Windsor Castle's Inner Hall, Which Has Been Closed for More Than 150 Years, Reopens to the Public
Windsor Castle, the centuries-old royal residence, has just reopened the doors to its Inner Hall.
Created in the 1820s by King George IV, the Inner Hall was once used to welcome official visitors to the Castle, but it was closed by Queen Victoria in 1866 and has been used for storage ever since.
After more than 150 years, the Royal Collection Trust funded a refurbishment project for the room to bring it back to its Victorian splendor. According to the BBC, restoration workers chipped off layers of paint to reveal the ceiling bosses, which were created by famed stuccoist Francis Bernasconi.

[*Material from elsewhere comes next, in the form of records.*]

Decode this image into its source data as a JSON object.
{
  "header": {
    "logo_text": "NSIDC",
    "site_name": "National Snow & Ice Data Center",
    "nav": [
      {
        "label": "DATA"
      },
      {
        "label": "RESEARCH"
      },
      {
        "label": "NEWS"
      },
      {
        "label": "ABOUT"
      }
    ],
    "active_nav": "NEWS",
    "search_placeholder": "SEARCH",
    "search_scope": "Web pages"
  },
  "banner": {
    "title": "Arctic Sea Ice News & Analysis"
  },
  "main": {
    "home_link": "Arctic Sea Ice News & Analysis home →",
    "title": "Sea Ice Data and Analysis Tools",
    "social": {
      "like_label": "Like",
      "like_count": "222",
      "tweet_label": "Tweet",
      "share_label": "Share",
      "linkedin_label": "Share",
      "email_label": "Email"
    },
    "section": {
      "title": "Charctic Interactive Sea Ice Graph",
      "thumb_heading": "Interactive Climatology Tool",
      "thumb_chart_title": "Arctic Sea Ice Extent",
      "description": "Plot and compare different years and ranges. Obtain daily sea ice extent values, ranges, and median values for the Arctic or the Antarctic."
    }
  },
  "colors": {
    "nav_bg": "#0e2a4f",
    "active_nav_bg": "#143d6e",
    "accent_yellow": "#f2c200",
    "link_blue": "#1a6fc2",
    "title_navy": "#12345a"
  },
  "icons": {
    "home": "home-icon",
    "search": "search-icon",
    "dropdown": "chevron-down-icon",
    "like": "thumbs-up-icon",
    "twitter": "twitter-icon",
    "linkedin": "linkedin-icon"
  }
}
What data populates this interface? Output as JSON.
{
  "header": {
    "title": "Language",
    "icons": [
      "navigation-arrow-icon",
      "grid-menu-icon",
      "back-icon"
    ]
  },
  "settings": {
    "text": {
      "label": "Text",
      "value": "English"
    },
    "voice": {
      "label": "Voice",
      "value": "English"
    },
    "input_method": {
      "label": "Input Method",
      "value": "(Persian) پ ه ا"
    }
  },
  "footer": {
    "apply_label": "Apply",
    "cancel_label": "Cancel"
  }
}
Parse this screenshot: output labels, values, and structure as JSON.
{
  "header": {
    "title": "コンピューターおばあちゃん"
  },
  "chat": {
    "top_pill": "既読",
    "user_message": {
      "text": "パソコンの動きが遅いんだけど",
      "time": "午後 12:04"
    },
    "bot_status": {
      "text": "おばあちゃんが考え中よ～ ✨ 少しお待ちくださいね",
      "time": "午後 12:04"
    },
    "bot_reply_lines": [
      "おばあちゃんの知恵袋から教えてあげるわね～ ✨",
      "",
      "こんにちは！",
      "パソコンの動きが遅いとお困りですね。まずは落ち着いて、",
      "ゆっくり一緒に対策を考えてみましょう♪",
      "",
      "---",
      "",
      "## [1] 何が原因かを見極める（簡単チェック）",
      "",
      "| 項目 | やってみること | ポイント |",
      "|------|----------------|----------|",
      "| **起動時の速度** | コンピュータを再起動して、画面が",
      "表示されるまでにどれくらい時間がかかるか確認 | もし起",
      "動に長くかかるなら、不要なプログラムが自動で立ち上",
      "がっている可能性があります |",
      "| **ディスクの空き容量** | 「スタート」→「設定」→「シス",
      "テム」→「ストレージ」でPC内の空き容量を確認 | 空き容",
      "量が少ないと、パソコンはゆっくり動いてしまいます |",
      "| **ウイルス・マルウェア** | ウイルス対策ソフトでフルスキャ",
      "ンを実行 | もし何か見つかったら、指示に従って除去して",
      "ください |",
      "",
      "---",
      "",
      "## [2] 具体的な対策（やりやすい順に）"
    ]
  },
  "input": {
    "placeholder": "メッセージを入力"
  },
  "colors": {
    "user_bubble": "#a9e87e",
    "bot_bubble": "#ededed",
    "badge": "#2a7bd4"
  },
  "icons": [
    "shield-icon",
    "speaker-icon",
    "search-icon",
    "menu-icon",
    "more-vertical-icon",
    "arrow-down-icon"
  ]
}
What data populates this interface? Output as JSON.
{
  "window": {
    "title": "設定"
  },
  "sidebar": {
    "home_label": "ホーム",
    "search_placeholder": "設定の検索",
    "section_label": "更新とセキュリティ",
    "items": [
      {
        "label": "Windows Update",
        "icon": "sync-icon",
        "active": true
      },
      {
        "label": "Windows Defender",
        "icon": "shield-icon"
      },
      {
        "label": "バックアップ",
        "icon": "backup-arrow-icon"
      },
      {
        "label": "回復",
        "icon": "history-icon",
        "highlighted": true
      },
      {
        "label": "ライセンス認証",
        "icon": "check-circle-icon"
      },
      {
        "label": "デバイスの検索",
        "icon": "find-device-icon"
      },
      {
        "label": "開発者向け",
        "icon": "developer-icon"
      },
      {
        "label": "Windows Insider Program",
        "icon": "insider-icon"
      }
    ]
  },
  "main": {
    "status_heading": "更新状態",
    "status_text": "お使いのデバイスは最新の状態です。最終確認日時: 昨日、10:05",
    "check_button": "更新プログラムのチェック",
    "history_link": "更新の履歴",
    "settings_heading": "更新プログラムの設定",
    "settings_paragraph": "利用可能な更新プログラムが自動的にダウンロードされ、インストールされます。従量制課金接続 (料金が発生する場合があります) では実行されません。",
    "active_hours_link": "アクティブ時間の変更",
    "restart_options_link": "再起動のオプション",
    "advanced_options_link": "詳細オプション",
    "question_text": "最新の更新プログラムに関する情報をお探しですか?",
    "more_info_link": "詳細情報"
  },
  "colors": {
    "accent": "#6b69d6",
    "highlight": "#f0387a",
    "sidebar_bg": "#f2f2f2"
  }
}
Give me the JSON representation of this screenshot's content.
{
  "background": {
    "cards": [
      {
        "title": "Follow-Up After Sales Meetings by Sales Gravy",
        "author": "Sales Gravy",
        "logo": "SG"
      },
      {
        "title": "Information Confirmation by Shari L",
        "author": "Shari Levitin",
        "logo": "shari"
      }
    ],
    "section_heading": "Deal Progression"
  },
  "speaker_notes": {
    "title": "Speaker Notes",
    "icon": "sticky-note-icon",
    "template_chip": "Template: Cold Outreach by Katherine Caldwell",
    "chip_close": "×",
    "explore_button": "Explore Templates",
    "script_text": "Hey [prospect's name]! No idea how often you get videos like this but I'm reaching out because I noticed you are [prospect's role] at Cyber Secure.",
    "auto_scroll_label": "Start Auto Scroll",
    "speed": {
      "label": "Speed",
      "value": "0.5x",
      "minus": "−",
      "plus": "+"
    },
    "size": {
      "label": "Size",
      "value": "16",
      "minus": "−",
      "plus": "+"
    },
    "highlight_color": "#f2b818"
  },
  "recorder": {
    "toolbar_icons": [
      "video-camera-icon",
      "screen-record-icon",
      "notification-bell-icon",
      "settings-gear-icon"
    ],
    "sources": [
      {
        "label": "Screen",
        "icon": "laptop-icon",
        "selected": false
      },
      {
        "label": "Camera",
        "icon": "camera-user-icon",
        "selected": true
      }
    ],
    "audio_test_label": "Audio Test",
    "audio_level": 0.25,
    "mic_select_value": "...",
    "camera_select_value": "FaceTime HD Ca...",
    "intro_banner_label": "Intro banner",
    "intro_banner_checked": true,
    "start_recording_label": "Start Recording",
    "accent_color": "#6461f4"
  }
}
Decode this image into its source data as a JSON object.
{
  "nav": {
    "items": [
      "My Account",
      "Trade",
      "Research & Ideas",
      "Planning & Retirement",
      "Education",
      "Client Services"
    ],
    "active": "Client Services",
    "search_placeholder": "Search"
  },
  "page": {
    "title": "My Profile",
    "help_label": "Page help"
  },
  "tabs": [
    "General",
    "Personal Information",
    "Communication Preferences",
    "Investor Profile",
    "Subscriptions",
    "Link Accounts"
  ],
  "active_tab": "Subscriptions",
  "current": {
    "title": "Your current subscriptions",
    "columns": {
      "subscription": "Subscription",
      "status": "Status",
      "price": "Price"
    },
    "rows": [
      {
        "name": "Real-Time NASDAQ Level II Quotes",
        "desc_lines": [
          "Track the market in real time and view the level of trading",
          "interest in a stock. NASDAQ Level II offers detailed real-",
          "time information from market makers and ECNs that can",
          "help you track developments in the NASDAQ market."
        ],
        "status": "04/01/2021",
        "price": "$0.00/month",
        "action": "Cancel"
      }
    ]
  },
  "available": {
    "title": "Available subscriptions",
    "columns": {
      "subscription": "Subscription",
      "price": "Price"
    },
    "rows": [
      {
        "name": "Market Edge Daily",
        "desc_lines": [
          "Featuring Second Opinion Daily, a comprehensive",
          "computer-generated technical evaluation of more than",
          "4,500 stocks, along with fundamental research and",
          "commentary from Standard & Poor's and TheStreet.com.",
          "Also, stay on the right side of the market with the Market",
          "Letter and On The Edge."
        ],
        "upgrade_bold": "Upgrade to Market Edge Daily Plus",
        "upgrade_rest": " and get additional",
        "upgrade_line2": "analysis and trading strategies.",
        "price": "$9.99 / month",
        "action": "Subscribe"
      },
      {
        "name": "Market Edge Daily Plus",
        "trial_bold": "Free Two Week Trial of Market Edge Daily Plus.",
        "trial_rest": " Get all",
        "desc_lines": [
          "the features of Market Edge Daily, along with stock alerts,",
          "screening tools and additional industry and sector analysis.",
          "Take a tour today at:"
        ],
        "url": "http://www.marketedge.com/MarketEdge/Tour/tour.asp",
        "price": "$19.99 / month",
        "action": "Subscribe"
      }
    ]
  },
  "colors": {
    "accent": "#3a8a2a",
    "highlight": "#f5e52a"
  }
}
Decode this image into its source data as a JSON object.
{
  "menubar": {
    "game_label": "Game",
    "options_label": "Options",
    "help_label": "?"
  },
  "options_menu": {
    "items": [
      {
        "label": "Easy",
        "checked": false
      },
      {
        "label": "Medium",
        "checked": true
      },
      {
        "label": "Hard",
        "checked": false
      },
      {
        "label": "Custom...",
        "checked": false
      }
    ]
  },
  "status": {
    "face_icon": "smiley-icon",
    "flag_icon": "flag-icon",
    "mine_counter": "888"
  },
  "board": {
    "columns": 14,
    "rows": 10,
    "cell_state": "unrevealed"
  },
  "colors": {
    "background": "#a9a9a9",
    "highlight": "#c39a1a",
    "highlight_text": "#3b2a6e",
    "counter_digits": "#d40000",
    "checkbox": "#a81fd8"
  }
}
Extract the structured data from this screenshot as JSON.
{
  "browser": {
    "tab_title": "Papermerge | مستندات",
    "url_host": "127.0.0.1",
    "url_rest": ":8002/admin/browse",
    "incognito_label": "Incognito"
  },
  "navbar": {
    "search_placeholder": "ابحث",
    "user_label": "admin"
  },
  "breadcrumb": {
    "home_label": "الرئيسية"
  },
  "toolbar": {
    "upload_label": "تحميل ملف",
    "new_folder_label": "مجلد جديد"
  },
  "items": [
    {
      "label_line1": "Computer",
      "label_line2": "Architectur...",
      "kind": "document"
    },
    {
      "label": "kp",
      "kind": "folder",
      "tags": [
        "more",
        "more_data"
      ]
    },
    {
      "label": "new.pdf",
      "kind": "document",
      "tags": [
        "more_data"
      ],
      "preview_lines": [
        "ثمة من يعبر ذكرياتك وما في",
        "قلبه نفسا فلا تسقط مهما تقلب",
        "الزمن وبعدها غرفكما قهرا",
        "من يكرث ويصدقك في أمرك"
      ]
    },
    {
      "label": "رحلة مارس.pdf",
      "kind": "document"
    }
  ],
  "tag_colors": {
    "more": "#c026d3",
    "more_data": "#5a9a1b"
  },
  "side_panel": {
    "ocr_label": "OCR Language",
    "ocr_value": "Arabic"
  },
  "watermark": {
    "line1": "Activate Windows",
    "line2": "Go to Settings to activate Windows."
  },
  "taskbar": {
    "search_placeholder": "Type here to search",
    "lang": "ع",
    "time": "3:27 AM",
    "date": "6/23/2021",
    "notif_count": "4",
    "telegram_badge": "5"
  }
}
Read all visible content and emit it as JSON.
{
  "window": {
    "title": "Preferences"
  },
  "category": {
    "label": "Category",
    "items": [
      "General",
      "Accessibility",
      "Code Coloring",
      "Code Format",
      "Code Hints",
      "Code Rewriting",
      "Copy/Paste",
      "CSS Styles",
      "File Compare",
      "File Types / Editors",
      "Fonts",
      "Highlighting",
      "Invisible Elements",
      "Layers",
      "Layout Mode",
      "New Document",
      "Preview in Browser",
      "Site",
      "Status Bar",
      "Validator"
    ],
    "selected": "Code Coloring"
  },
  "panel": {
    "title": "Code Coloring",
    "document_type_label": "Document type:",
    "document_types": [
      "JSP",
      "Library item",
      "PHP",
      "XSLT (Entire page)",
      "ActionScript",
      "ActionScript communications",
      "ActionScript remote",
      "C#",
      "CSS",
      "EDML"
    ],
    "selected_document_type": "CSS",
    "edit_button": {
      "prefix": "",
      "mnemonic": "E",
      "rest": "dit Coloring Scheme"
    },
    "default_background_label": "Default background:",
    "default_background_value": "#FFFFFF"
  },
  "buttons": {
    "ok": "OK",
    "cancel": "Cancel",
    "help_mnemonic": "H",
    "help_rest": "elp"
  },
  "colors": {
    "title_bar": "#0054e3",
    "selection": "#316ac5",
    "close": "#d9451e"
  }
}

Now, for the first time in more than a century, visitors will be able to walk through the rooms that link the North Terrance entrance with the State Entrance (where Queen Elizabeth greets her guests). The latter provides a stunning view of the Long Walk, the 2.5-mile path created by Charles II in the late 1600s.
Windsor Castle is one of the Queen's many residences, and she and Prince Philip often spend their weekends there. The castle also recently served as the backdrop for both Prince Harry and Meghan Markle's wedding and that of Princess Eugenie and Jack Brooksbank. The Sussexes also introduced the world to their son Archie in the residence earlier this year.
Windsor Castle is open year-round to visitors, but keep in mind that during official events or visits, some rooms may be closed to the public. View the full closure schedule on royalcollection.org.uk.
*This story originally appeared on Townandcountrymag.com
*Minor edits have been made by the Townandcountry.ph editors